Re: Horned dinosaurs and other queries
Lora Nelson wrote:
>Recently I watched a documentary about crocodiles in Africa.  I
watched shots of them feeding by tearing off chunks of meat and
swallowing it whole without chewing it.  My question is this.  Did any of
the meat eating dinosaurs chew, or did they all likely feed in the same
manner as the crocodiles.  Tearing off chunks of meat, holding their
snouts up, mumbling and shifting the food around in their mouths until it
was at the right angle for swallowing and then swallowing the food all in
one chunk. <

W Matt Troutman answered:
>>Regarding crocodile feeding habits and theropod feeding habits.
 Theropods most likely fed like birds AND crocs. Birds and crocs do not
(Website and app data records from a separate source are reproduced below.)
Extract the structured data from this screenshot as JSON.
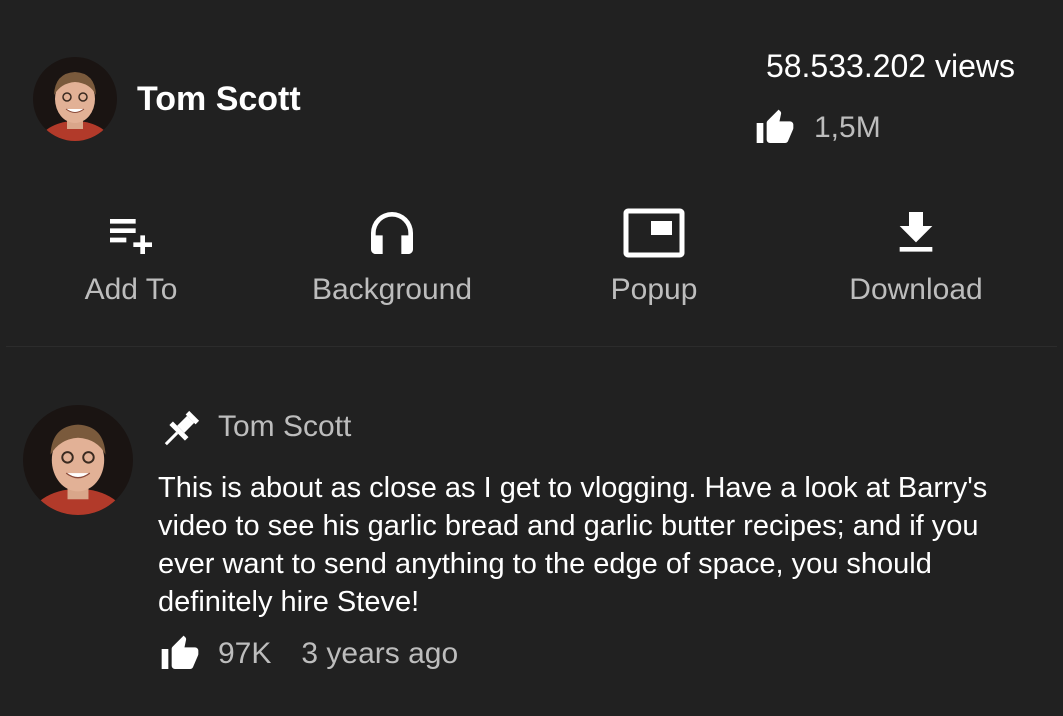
{
  "video": {
    "channel_name": "Tom Scott",
    "views": "58.533.202 views",
    "likes": "1,5M"
  },
  "actions": [
    {
      "label": "Add To",
      "icon": "playlist-add-icon"
    },
    {
      "label": "Background",
      "icon": "headphones-icon"
    },
    {
      "label": "Popup",
      "icon": "picture-in-picture-icon"
    },
    {
      "label": "Download",
      "icon": "download-icon"
    }
  ],
  "comment": {
    "pinned": true,
    "author": "Tom Scott",
    "text": "This is about as close as I get to vlogging. Have a look at Barry's video to see his garlic bread and garlic butter recipes; and if you ever want to send anything to the edge of space, you should definitely hire Steve!",
    "likes": "97K",
    "time": "3 years ago"
  },
  "colors": {
    "background": "#212121",
    "primary_text": "#ffffff",
    "secondary_text": "#bdbdbd"
  }
}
have cheeks so they most tear up meat and swallow it whole without
chewing. But crocs feed differently from birds in that they rush their
eating. This is a survival trait since crocs live in big groups and have
to defend for their food. <<

   Would theropods swallow the bones?   Could they digest the bones or
would they have to pass them or regurgitate them?  Passing them doesn?t
look possible to me.  Would the feeding habits change by type or size of
theropod?  Maybe small prey or fish were eaten whole.  On some theropods,
hand claws may have been used to dismember the bodies at the joints, or
scrape meat from bones.  Beaks may take strips of meat at a time.
   Also, would theropods attack with the head swinging in a sideways arc
and bite with one side of the mouth?  Or, would they have attacked coming
straight with the mouth open?  Possibly they attacked from above.  It
unlikely that they  choked their prey or tried to bite through the
to kill their prey like cats.  A bite, pull and shred attack like a dog
would do
appears better suited for a 4 legged attacker but seems possible.   Maybe
larger theropods just took a big slashing bite at their prey and waited
for the
animal to weaken for a final kill.  I can?t see theropods turning quickly
cats or dogs when they are chasing prey.  As such, a stealthy approach
to be a good way to get close for a final dash.  The pubic bone would seem
to get in the way if this were the case (although resting on it may have
them to stay ready for an ambush for long time periods).  I don?t have any
problem with theropods steadying themselves with their hand claws on
struggling prey while they bit, but I don?t think they would wrestle prey
their feet.
   Any comments?
        Mark Shelly